Ohio put a child killer to death Wednesday, carrying out the state's first execution after a 3-year delay and signaling the possible resumption of capital punishment in the state.
Ronald Phillips was executed by lethal injection at the Southern Ohio Correctional Facility in Lucasville. He was sentenced to die for the 1993 rape and killing of Sheila Marie Evans, his girlfriend's 3-year-old daughter.
His chin and chest moved slightly and he breathed heavily while the lethal drugs were administered. Prison officials gave Phillips' time of death as 10:43 a.m., about 10 minutes after he gave his final statement, saying, “Sheila Marie didn't deserve what I did to her.”
He apologized to the girl's family, telling them: “I'm sorry you had to live so long with my actions.”
Phillips, 43, seemed resigned, looking up at the ceiling at the end and closing his eyes.
The execution was delayed for a few minutes so that Phillips could meet with his brother. Earlier, he had spent much of the morning praying, kneeling and reading the Bible. He became emotional with his spiritual advisor and a visiting friend, said JoEllen Smith, a prisons department spokeswoman.
Phillips lost his final appeal when the U.S. Supreme Court on Tuesday denied his requests for more time to pursue legal arguments, including a challenge of the state's new three-drug execution method, which includes a sedative used in some problematic executions in Ohio and elsewhere.
He also argued that his age at the time — he was 19 — should have been a consideration for mercy. The nation's high court already has banned the execution of people under 18.
The death penalty had been on hold in Ohio since January 2014, when a condemned inmate repeatedly gasped and snorted during a 26-minute procedure with a never-before-tried drug combination.
Republican Gov. John Kasich halted upcoming executions after that, and delays have continued because the state had trouble finding new supplies of drugs and death row inmates sued on the grounds the state's proposed new three-drug execution method represented “cruel and unusual punishment.”
The state announced in October it acquired a new supply. Phillips and other death row inmates unsuccessfully fought the state's new execution method that includes a sedative, midazolam, used in some troubled executions in Ohio, Arkansas and Arizona. The other drugs are rocuronium bromide, which paralyzes inmates, and potassium chloride, which stops their hearts.
The inmates' arguments were backed up by 15 pharmacology professors, who said midazolam is incapable of inducing unconsciousness or preventing serious pain.
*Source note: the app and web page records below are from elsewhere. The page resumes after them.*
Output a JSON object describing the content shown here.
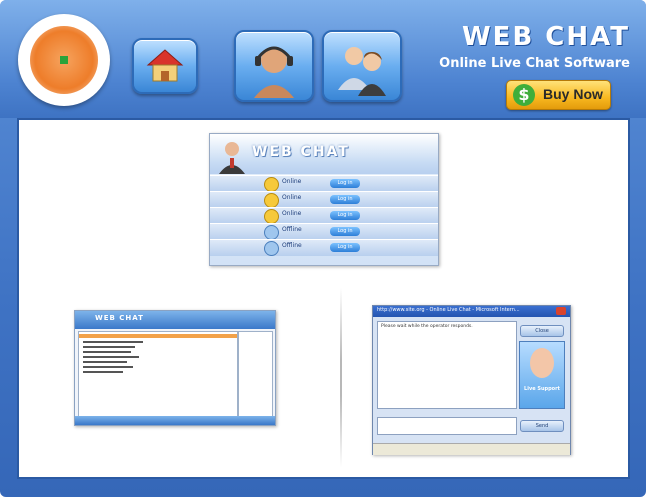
{
  "header": {
    "brand_title": "WEB CHAT",
    "brand_subtitle": "Online Live Chat Software",
    "buy_button": "Buy Now",
    "buy_icon": "$",
    "nav_icons": [
      "home-icon",
      "support-agent-icon",
      "users-icon"
    ]
  },
  "screenshots": {
    "chat_panel": {
      "title": "WEB CHAT",
      "rows": [
        {
          "status": "Online",
          "action": "Log in",
          "mood": "happy"
        },
        {
          "status": "Online",
          "action": "Log in",
          "mood": "happy"
        },
        {
          "status": "Online",
          "action": "Log in",
          "mood": "happy"
        },
        {
          "status": "Offline",
          "action": "Log in",
          "mood": "sad"
        },
        {
          "status": "Offline",
          "action": "Log in",
          "mood": "sad"
        }
      ]
    },
    "operator_console": {
      "title": "WEB CHAT"
    },
    "browser_chat": {
      "titlebar": "http://www.site.org - Online Live Chat - Microsoft Intern...",
      "message": "Please wait while the operator responds.",
      "close_button": "Close",
      "live_label": "Live Support",
      "send_button": "Send"
    }
  },
  "colors": {
    "frame_blue": "#3f73c4",
    "accent_orange": "#f8b820",
    "panel_white": "#ffffff"
  }
}
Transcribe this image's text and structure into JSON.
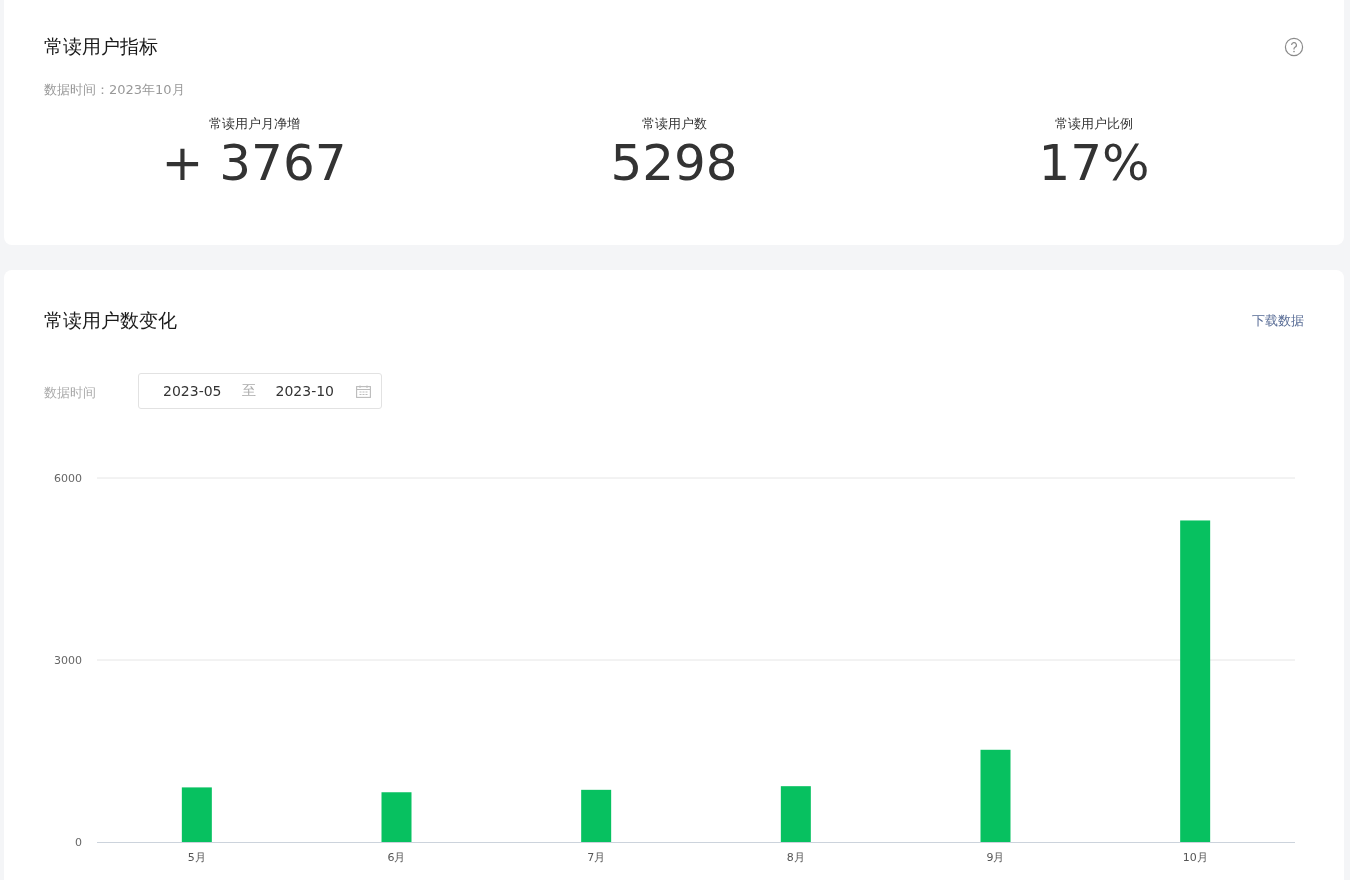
{
  "metrics_card": {
    "title": "常读用户指标",
    "data_time": "数据时间：2023年10月",
    "metrics": [
      {
        "label": "常读用户月净增",
        "value": "+ 3767"
      },
      {
        "label": "常读用户数",
        "value": "5298"
      },
      {
        "label": "常读用户比例",
        "value": "17%"
      }
    ]
  },
  "trend_card": {
    "title": "常读用户数变化",
    "download_link": "下载数据",
    "date_label": "数据时间",
    "date_start": "2023-05",
    "date_separator": "至",
    "date_end": "2023-10",
    "chart_data": {
      "type": "bar",
      "categories": [
        "5月",
        "6月",
        "7月",
        "8月",
        "9月",
        "10月"
      ],
      "series": [
        {
          "color": "#07c160",
          "values": [
            900,
            820,
            860,
            920,
            1520,
            5300
          ]
        }
      ],
      "ylim": [
        0,
        6000
      ],
      "yticks": [
        0,
        3000,
        6000
      ]
    }
  }
}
Phillips' execution had been previously scheduled and delayed several times, including in 2013 when Kasich allowed time for a last-minute request by Phillips to donate organs. The request was ultimately denied. Phillips wanted to donate a kidney to his mother, who was on dialysis, and possibly his heart to his sister. His mother has since died.
Phillips' victim died Jan. 18, 1993, following emergency surgery after she was rushed to an Akron hospital when her mother found her motionless on her bed, according to a 2016 parole board document.
An autopsy the following day revealed more than 125 bruises on the girl indicating she'd been severely beaten on the head, face, lower torso, arms, legs and genitalia.
Phillips told police he repeatedly hit the girl after she didn't respond to his calls for breakfast, the parole board document said. Phillips also admitted raping her that day and two previous times, the document said.
Late last year, the Ohio Parole Board voted 10-2 against recommending mercy, turning down arguments that Phillips was the product of a horrific upbringing and that his trial was marked by legal mistakes.
“Phillips' crime involved the killing of a vulnerable 3-year-old victim, an abuse of trust, and extensive victimization, therefore making it among the worst of the worst capital crimes,” the board said.
Phillips' attorneys called the case tragic but argued that Phillips was not among the worst of the worst offenders.
“Evidence of Phillips' background, history, dysfunctional upbringing, and his reformed character demonstrate that he should not be executed,” attorneys Tim Sweeney and Lisa Lagos wrote in a filing to the parole board.
Summit County Prosecutor Sherri Bevan Walsh said Phillips had refused to accept responsibility and it was time for justice to be served.
Kasich rejected clemency late last year, citing “the extremely brutal nature of the offense committed against an innocent 3-year-old child.”
The execution was the 15th in the U.S. this year, according to the Death Penalty Information Center.
8:24 a.m.: This post has been updated with the execution being carried out.
This post was originally published at 3:55 a.m.